Learn how to weave on a square or hexagon lap loom to create fabric shapes. This is a simple yet versatile form of weaving which creates a fabric that resembles a waffle weave. This is a two-part process which involves wrapping and tying or knotting. Create squares or hexagons to create potholders, table mats and other small accessories, or sew several together to create an afghan. Pegged square or hexagon lap looms are simple to use and require little in the way of special equipment or knowledge. This is an ideal introduction to the craft of weaving.
Use a slip knot to secure the yarn to one corner of the hexagon loom. Draw the yarn up to the peg on the opposite side of the loom and wrap the yarn around this peg in a clockwise direction. Bring the yarn down to the peg to the left of the start peg so the yarn has formed a figure of eight. Continue working in this manner until all the pegs have been wrapped.
Wrap the pegs twice more, changing the colour of the yarn if required. Secure the end of the yarn by tying it around the last peg.
Thread the tapestry needle with yarn and start to secure the yarn where it crosses to form a cross section. This is known as tying, or knotting, and involves making small stitches to hold the yarns in place. Start at the nearest cross section and bring the needle from the back to the front of the loom immediately next to where the yarn overlaps. Bring the needle across the cross section and take it to the back of the loom. Repeat this so that all of the yarn sections have been held in place before moving on to the next cross section. On a hexagon loom you will be creating a six-point star shape and on a square loom you will be creating a cross shape.
Finish the piece by carefully removing the woven fabric from the loom by slipping the fabric over the pegs.
Achieve different effects by varying the colour and texture of the yarns used. Snipping through one or two layers of yarn will create an interesting surface texture. Use thick or bulky yarn to create a more robust fabric.

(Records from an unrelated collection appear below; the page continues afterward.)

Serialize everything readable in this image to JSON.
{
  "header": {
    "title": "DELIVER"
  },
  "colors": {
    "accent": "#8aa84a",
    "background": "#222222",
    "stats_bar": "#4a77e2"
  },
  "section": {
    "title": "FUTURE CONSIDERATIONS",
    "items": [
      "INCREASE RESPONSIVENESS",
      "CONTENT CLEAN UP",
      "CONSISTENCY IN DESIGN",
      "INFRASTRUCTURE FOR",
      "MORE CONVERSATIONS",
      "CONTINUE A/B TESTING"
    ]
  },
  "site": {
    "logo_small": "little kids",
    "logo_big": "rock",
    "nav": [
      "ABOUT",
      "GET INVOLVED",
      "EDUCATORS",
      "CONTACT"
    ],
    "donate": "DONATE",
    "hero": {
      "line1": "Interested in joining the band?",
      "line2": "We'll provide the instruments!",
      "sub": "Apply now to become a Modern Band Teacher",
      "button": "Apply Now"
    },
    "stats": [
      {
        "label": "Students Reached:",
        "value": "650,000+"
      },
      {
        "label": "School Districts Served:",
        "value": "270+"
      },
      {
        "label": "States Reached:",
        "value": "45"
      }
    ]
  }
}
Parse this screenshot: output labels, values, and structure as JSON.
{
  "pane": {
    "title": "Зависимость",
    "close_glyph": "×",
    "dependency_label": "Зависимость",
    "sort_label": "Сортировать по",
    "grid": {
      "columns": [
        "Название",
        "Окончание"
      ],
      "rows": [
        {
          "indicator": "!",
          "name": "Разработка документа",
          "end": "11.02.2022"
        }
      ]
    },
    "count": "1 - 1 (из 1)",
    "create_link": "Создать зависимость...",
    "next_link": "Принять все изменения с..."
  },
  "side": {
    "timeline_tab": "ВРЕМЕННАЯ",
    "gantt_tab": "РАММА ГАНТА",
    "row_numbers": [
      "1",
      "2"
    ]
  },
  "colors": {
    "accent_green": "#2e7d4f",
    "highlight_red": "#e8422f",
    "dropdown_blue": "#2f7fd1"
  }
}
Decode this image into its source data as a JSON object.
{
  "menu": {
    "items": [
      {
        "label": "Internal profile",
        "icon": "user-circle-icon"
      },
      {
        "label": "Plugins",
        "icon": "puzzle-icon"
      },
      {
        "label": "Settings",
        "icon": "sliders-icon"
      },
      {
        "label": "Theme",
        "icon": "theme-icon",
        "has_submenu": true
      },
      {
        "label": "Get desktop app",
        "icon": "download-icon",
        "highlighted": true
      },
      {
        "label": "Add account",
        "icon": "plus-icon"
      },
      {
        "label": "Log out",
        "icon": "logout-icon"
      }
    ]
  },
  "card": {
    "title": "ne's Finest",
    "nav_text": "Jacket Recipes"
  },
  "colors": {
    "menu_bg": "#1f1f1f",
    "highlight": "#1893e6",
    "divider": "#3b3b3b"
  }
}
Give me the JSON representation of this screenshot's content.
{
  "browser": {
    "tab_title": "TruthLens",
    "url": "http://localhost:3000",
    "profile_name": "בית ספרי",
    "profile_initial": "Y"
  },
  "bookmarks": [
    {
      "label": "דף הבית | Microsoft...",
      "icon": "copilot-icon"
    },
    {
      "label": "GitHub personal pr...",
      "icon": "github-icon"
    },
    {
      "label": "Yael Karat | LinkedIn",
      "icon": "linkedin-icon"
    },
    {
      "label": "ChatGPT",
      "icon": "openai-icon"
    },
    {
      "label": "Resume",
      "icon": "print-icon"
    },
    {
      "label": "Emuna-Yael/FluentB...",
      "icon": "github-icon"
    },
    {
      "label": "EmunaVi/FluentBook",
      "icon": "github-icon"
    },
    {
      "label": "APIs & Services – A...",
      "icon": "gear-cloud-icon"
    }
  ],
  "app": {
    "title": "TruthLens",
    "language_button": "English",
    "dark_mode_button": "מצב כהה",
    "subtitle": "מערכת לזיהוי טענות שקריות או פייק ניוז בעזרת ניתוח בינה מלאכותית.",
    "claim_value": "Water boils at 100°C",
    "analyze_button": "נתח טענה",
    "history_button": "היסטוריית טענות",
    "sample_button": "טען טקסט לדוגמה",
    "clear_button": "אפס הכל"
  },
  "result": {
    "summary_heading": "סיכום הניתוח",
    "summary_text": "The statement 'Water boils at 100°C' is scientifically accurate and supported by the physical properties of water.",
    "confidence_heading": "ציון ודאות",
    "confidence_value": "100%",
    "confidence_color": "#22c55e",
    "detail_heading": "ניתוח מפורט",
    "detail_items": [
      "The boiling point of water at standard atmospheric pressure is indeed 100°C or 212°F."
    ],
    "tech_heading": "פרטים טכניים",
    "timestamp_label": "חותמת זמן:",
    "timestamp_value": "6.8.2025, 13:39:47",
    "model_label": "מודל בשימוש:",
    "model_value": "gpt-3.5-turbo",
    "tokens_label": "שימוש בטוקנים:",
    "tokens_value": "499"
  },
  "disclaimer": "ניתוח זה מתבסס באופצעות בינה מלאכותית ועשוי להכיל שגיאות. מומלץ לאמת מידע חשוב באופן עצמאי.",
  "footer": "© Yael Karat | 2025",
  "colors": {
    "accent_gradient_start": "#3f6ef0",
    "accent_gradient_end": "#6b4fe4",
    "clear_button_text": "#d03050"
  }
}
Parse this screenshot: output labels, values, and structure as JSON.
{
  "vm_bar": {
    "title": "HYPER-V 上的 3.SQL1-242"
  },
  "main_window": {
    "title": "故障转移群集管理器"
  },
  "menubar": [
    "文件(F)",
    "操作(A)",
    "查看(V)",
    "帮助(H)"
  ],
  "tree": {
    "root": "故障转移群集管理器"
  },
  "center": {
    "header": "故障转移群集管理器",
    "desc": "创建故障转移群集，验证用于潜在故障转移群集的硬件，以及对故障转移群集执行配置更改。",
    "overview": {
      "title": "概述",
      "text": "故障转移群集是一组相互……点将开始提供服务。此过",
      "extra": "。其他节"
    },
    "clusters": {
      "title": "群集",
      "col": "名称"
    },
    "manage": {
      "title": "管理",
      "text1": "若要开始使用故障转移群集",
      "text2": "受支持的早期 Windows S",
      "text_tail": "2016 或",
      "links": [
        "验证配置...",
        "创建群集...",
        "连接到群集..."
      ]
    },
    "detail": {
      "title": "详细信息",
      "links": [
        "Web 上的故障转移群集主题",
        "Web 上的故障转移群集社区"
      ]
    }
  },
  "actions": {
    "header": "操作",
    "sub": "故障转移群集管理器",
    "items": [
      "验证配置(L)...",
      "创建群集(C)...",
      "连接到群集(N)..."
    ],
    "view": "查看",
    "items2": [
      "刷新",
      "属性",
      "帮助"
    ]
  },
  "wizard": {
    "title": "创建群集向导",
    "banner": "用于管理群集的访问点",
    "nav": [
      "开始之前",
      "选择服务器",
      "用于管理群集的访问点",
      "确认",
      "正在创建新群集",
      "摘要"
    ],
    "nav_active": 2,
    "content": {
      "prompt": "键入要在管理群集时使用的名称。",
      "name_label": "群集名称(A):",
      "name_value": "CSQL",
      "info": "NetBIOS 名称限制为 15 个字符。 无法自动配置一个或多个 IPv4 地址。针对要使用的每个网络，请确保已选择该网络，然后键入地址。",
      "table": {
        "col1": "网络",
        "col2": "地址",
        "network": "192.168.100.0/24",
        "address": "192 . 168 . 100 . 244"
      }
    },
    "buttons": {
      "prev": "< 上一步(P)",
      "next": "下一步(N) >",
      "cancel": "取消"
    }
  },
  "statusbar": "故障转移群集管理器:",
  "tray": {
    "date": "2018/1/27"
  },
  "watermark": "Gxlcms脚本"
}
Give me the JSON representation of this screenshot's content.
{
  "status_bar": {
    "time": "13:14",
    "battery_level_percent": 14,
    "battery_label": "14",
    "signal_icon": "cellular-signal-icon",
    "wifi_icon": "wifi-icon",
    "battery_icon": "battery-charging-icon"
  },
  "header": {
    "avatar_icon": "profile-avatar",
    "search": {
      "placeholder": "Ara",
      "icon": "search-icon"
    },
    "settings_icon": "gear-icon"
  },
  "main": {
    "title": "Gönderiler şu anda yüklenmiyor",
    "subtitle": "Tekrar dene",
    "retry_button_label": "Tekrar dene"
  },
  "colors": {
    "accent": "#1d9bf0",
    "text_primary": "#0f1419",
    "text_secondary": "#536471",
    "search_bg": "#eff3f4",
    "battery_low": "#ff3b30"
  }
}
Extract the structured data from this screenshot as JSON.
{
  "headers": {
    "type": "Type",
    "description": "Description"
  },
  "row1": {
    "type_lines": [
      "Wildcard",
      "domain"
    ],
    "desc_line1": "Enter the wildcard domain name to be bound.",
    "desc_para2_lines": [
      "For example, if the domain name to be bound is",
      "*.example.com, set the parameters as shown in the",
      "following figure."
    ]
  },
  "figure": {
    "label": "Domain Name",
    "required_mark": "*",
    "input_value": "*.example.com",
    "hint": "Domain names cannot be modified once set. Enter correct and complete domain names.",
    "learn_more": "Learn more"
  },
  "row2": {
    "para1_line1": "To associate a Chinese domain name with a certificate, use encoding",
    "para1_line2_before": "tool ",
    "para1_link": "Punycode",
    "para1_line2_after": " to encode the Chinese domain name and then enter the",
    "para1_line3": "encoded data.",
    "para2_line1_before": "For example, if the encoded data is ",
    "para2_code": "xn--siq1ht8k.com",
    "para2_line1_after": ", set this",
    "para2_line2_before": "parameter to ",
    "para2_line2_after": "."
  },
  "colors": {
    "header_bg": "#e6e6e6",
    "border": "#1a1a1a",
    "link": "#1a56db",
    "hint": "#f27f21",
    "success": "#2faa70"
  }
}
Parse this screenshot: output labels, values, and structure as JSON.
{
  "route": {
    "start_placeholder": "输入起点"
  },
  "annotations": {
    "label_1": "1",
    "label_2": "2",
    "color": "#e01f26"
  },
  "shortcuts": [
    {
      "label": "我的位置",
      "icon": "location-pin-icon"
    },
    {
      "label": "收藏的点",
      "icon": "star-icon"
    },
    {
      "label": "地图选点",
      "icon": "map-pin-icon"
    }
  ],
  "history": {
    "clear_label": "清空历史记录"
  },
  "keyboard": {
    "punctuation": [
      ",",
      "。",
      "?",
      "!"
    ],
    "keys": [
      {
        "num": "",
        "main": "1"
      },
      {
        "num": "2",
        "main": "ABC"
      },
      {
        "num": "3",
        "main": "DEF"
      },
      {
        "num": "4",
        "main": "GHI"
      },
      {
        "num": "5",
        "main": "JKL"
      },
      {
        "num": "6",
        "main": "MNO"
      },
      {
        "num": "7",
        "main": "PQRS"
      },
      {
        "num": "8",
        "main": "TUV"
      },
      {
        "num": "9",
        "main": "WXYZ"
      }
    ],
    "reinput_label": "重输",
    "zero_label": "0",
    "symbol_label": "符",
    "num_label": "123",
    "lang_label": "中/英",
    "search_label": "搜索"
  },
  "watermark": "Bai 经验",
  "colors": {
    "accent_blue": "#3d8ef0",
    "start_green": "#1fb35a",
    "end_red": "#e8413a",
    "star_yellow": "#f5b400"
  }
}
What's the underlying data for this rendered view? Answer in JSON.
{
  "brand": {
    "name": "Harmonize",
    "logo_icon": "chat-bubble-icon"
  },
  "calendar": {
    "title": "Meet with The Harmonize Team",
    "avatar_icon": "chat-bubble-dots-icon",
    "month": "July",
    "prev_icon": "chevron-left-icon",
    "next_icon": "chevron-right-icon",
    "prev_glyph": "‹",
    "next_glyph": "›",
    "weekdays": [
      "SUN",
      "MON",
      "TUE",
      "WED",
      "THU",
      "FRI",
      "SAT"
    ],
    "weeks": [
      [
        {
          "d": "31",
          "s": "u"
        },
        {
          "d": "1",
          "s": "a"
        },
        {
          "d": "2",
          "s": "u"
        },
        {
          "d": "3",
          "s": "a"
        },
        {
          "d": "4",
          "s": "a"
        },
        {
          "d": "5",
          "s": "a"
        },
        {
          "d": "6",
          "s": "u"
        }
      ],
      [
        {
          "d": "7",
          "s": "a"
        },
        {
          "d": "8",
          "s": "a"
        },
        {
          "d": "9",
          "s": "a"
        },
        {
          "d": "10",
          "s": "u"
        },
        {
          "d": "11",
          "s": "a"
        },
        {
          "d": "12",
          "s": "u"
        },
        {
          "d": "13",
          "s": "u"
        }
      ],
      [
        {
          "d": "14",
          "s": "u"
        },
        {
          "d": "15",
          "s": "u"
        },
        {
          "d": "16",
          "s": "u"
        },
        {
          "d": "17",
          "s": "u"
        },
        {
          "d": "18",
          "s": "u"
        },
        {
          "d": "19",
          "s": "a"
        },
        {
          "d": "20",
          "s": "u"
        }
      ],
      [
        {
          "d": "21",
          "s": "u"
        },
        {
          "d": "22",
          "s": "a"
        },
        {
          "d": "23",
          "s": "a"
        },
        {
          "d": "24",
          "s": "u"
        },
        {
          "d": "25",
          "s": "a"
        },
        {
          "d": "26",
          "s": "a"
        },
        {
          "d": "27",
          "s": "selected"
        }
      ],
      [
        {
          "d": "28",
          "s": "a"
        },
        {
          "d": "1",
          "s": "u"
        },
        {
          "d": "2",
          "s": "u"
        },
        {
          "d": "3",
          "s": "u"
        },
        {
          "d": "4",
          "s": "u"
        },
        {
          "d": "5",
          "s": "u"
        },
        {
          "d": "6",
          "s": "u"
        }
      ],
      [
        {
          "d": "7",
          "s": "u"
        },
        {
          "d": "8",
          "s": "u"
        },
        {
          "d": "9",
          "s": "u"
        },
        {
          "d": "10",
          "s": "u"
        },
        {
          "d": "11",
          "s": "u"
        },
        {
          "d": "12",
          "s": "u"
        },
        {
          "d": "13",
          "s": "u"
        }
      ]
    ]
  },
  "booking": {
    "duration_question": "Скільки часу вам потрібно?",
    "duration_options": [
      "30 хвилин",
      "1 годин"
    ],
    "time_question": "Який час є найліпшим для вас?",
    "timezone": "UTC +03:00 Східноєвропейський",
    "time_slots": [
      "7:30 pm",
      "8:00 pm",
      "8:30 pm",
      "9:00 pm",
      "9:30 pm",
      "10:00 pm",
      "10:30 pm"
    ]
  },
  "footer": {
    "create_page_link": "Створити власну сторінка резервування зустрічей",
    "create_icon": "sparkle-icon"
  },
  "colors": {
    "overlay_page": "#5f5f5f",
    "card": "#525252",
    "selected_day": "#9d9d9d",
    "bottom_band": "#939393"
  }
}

Crocheting squares or hexagons together to form an afghan or other large item is an alternative to sewing.
The knotting part of the process is important; it ensures that the square or hexagon maintains its shape. If the stitches are too loose the finished piece may pull out of shape.